At this time, there have not been any specific parking regulations that have changed because of COVID-19. So if you’re wondering, “Can I still use my disabled parking permit during the coronavirus pandemic?” the answer is yes. However, it’s important to note that you should follow the same general guidelines as before. This means that you still shouldn’t lend your placard out to any friends or family, and you should always hang your placard from your rearview mirror when you’re parked.

As far as other parking regulations go, there has been some noted leniency during this chaotic time. Some cities (notably Los Angeles) have announced that they won’t ticket vehicles for breaking some parking restrictions (such as going over posted time limits, parking during street-sweeping hours, etc.). Local governments are being more flexible since they recognize that these are special circumstances. If you’re concerned about getting a ticket, check with your local law enforcement to make sure you’re good to go before parking in certain areas that might earn you a parking violation.

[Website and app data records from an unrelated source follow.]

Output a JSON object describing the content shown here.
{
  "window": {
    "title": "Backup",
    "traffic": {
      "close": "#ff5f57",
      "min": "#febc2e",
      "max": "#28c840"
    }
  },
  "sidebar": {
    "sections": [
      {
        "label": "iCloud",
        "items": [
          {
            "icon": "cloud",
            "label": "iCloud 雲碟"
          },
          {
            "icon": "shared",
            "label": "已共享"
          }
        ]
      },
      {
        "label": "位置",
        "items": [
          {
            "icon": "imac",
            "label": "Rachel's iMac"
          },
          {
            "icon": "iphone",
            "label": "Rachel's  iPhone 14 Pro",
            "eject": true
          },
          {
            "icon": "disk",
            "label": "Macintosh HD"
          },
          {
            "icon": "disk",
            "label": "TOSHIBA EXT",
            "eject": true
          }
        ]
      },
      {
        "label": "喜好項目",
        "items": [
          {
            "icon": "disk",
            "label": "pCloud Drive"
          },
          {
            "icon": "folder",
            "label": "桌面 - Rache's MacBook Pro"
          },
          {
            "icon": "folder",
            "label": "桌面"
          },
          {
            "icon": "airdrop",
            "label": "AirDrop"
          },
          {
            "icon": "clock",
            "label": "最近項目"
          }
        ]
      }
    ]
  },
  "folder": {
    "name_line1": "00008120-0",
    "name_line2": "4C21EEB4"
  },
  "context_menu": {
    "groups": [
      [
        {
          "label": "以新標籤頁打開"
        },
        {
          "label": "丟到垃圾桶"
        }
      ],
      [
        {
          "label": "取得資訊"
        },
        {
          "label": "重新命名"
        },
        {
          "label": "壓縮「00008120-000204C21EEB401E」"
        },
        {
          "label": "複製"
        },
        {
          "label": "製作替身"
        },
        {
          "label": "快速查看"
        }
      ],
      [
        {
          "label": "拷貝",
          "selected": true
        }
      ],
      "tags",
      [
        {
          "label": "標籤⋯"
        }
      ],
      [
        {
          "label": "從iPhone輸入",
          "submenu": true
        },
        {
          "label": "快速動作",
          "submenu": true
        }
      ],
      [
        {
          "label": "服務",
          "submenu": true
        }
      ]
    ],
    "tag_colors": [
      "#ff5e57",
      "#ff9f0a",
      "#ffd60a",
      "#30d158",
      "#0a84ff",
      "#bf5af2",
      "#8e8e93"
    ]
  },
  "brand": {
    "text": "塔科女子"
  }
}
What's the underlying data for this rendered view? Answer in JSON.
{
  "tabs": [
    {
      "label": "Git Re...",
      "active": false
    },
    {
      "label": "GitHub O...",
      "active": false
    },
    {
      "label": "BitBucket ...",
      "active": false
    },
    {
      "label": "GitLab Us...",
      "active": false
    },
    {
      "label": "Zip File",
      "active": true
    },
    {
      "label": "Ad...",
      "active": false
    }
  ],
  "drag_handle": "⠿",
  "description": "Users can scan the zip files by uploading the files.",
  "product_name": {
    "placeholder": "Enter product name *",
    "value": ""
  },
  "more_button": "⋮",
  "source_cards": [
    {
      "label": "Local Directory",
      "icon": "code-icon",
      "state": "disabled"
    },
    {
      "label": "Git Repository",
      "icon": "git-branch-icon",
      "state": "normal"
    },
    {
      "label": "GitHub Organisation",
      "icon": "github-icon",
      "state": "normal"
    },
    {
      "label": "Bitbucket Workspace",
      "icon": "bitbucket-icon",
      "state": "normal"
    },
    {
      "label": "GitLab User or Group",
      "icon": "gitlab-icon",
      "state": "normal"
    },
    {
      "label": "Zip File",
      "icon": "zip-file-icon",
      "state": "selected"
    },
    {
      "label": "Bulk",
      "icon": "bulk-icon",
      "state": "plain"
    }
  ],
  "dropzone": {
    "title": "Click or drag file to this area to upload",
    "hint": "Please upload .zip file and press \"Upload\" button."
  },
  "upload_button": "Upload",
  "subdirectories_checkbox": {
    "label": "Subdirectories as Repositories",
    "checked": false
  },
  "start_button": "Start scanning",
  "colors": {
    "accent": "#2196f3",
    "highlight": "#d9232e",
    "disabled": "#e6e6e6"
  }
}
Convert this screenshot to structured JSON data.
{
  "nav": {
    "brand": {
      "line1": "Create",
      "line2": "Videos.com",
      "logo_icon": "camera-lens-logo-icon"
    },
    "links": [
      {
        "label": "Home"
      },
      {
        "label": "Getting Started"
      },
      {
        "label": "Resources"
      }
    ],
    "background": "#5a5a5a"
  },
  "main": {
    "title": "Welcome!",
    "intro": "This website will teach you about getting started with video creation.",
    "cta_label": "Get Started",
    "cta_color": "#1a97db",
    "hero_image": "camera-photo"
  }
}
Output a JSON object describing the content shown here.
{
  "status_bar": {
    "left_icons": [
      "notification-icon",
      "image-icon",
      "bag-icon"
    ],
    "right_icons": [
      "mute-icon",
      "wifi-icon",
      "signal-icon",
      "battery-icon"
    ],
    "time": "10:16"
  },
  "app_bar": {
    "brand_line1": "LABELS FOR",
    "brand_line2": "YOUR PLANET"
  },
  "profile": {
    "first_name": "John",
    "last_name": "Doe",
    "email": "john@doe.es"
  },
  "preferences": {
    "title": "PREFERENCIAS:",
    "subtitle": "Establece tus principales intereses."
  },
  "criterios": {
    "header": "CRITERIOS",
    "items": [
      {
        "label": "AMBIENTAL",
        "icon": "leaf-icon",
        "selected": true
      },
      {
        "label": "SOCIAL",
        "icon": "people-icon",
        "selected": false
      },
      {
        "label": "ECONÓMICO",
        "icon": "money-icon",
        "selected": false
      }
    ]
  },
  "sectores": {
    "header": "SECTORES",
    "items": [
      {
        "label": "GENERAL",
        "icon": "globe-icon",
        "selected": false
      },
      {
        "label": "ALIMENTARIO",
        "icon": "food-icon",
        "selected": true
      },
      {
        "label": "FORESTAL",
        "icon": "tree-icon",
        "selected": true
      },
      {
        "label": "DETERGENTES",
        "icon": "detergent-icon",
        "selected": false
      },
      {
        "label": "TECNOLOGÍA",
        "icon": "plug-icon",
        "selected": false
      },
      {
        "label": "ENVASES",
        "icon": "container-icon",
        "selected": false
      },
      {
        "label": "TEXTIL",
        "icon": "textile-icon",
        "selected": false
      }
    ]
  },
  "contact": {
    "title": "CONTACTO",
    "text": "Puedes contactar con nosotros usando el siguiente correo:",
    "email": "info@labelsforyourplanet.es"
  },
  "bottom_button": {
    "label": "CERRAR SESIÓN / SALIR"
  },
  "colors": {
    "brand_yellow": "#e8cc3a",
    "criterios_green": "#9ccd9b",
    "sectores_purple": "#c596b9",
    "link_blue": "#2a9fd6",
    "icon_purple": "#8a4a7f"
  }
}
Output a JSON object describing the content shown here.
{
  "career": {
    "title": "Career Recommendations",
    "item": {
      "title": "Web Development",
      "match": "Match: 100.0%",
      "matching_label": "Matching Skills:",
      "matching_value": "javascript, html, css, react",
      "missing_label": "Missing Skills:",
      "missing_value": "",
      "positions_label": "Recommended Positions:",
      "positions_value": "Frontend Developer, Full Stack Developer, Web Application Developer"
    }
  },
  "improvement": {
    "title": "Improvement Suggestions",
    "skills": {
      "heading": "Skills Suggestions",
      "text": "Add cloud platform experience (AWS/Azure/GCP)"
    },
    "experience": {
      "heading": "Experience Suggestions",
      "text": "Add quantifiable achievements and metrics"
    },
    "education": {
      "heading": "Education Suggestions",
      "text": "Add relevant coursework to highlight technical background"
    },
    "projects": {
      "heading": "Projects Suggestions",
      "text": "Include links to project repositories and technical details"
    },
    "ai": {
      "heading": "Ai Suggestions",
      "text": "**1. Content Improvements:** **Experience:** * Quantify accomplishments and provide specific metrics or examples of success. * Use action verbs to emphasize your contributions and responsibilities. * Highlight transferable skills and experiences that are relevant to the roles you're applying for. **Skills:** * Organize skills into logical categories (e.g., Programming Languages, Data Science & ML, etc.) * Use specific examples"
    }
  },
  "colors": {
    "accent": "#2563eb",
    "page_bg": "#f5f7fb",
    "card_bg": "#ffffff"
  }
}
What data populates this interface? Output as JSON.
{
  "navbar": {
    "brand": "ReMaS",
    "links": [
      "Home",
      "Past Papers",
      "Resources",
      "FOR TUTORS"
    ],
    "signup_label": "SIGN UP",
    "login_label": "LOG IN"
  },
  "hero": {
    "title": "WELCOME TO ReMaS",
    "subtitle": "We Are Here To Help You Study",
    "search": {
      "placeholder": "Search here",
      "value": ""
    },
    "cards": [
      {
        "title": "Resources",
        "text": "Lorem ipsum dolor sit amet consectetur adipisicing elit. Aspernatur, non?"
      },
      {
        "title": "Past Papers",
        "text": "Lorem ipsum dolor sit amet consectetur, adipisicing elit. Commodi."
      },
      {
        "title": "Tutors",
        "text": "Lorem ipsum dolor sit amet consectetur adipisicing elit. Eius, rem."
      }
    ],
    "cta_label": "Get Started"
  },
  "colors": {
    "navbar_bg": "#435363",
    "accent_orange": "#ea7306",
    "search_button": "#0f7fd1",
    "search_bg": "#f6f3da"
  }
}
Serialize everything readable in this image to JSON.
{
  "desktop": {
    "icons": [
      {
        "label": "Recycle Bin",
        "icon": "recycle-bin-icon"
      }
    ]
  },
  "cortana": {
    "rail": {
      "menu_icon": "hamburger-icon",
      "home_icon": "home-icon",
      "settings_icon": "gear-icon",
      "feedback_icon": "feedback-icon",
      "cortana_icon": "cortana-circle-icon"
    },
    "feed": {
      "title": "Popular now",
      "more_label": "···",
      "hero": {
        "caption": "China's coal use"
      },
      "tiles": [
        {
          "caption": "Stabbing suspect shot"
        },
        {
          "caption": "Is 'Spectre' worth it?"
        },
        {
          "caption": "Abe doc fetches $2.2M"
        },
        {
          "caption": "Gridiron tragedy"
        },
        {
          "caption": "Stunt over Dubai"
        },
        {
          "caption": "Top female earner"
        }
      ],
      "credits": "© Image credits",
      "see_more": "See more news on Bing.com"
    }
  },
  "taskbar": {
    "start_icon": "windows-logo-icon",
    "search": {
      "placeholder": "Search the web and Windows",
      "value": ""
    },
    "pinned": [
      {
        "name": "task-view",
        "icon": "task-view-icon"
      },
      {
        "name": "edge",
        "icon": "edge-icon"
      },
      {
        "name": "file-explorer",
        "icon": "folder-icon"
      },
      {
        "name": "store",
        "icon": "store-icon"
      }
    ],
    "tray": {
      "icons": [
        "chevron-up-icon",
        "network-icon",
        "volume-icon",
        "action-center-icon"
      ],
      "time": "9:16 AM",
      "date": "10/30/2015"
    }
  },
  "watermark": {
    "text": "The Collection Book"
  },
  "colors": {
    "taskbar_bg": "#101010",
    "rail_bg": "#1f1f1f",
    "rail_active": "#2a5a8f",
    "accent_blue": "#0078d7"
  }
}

Dr Handicap - parking limits

Image by Maria Oswalt on Unsplash: Some parking restrictions may be more lenient or lifted completely at this time.

Could it get tougher to get a parking permit or a handicap parking space in the future?

There is so much uncertainty surrounding the coronavirus pandemic. Not much is known about the long-term effects of COVID-19; it’s possible that it could leave infected people with permanently decreased respiratory function. This would mean that even more people would depend on handicap parking permits to get around. This, in turn, could result in less available designated handicap parking spaces. If this happens, hopefully local governments will establish a greater number of handicap spots for disabled individuals to take advantage of.

It’s too early to tell how far-reaching the effects of the virus will be for disabled parking permit holders. At this time, it’s best if you try to stay at home as much as possible to avoid becoming ill. Ask for help from friends and family in getting the goods and services you need to stay healthy and happy. And don’t be afraid to use your handicap placard when you do go out; it’s still there to give you better access to the parking spaces you need.

Featured image by CDC on Unsplash